→ Working data:

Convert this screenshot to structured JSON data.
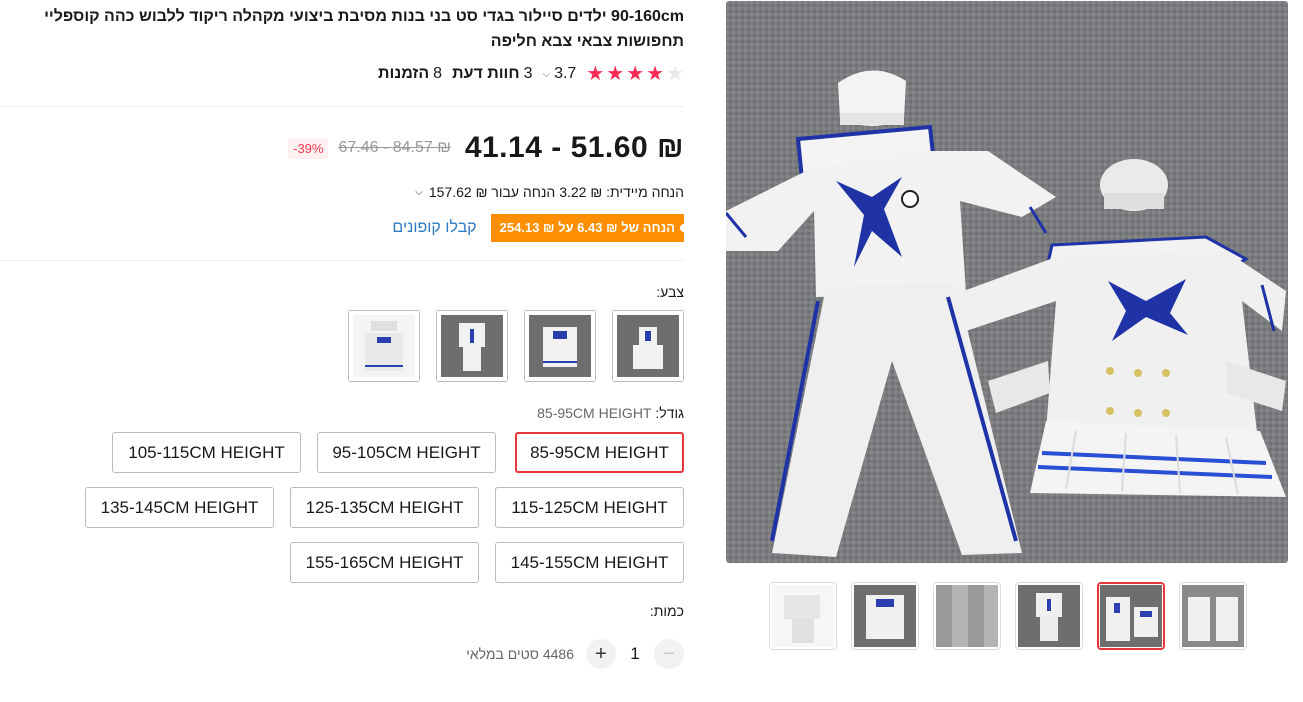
{
  "product": {
    "title": "90-160cm ילדים סיילור בגדי סט בני בנות מסיבת ביצועי מקהלה ריקוד ללבוש כהה קוספליי תחפושות צבאי צבא חליפה",
    "rating": {
      "value": "3.7",
      "filled_stars": 4,
      "total_stars": 5,
      "reviews_count": "3",
      "reviews_label": "חוות דעת",
      "orders_count": "8",
      "orders_label": "הזמנות"
    }
  },
  "price": {
    "current": "₪ 51.60 - 41.14",
    "original": "₪ 84.57 - 67.46",
    "discount": "-39%"
  },
  "instant_discount": {
    "text": "הנחה מיידית: ₪ 3.22 הנחה עבור ₪ 157.62"
  },
  "coupon": {
    "badge": "הנחה של ₪ 6.43 על ₪ 254.13",
    "link": "קבלו קופונים"
  },
  "color": {
    "label": "צבע:",
    "options": [
      "boy-set",
      "girl-set",
      "boy-dress-set",
      "girl-dress-set"
    ]
  },
  "size": {
    "label": "גודל:",
    "selected_value": "85-95CM HEIGHT",
    "options": [
      "85-95CM HEIGHT",
      "95-105CM HEIGHT",
      "105-115CM HEIGHT",
      "115-125CM HEIGHT",
      "125-135CM HEIGHT",
      "135-145CM HEIGHT",
      "145-155CM HEIGHT",
      "155-165CM HEIGHT"
    ]
  },
  "quantity": {
    "label": "כמות:",
    "value": "1",
    "plus": "+",
    "minus": "−",
    "stock": "4486 סטים במלאי"
  },
  "gallery": {
    "selected_index": 4,
    "thumb_count": 6
  },
  "icons": {
    "star": "star-icon",
    "chevron": "chevron-down-icon",
    "plus": "plus-icon",
    "minus": "minus-icon"
  },
  "colors": {
    "accent_red": "#e8353a",
    "star_red": "#fe2c55",
    "coupon_orange": "#fd8f00",
    "link_blue": "#2e7bc5",
    "uniform_blue": "#2c3fb0"
  }
}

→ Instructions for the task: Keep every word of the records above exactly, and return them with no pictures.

→ Response for this exercise:
Convert this screenshot to structured JSON data.
{
  "product": {
    "title": "90-160cm ילדים סיילור בגדי סט בני בנות מסיבת ביצועי מקהלה ריקוד ללבוש כהה קוספליי תחפושות צבאי צבא חליפה",
    "rating": {
      "value": "3.7",
      "filled_stars": 4,
      "total_stars": 5,
      "reviews_count": "3",
      "reviews_label": "חוות דעת",
      "orders_count": "8",
      "orders_label": "הזמנות"
    }
  },
  "price": {
    "current": "₪ 51.60 - 41.14",
    "original": "₪ 84.57 - 67.46",
    "discount": "-39%"
  },
  "instant_discount": {
    "text": "הנחה מיידית: ₪ 3.22 הנחה עבור ₪ 157.62"
  },
  "coupon": {
    "badge": "הנחה של ₪ 6.43 על ₪ 254.13",
    "link": "קבלו קופונים"
  },
  "color": {
    "label": "צבע:",
    "options": [
      "boy-set",
      "girl-set",
      "boy-dress-set",
      "girl-dress-set"
    ]
  },
  "size": {
    "label": "גודל:",
    "selected_value": "85-95CM HEIGHT",
    "options": [
      "85-95CM HEIGHT",
      "95-105CM HEIGHT",
      "105-115CM HEIGHT",
      "115-125CM HEIGHT",
      "125-135CM HEIGHT",
      "135-145CM HEIGHT",
      "145-155CM HEIGHT",
      "155-165CM HEIGHT"
    ]
  },
  "quantity": {
    "label": "כמות:",
    "value": "1",
    "plus": "+",
    "minus": "−",
    "stock": "4486 סטים במלאי"
  },
  "gallery": {
    "selected_index": 4,
    "thumb_count": 6
  },
  "icons": {
    "star": "star-icon",
    "chevron": "chevron-down-icon",
    "plus": "plus-icon",
    "minus": "minus-icon"
  },
  "colors": {
    "accent_red": "#e8353a",
    "star_red": "#fe2c55",
    "coupon_orange": "#fd8f00",
    "link_blue": "#2e7bc5",
    "uniform_blue": "#2c3fb0"
  }
}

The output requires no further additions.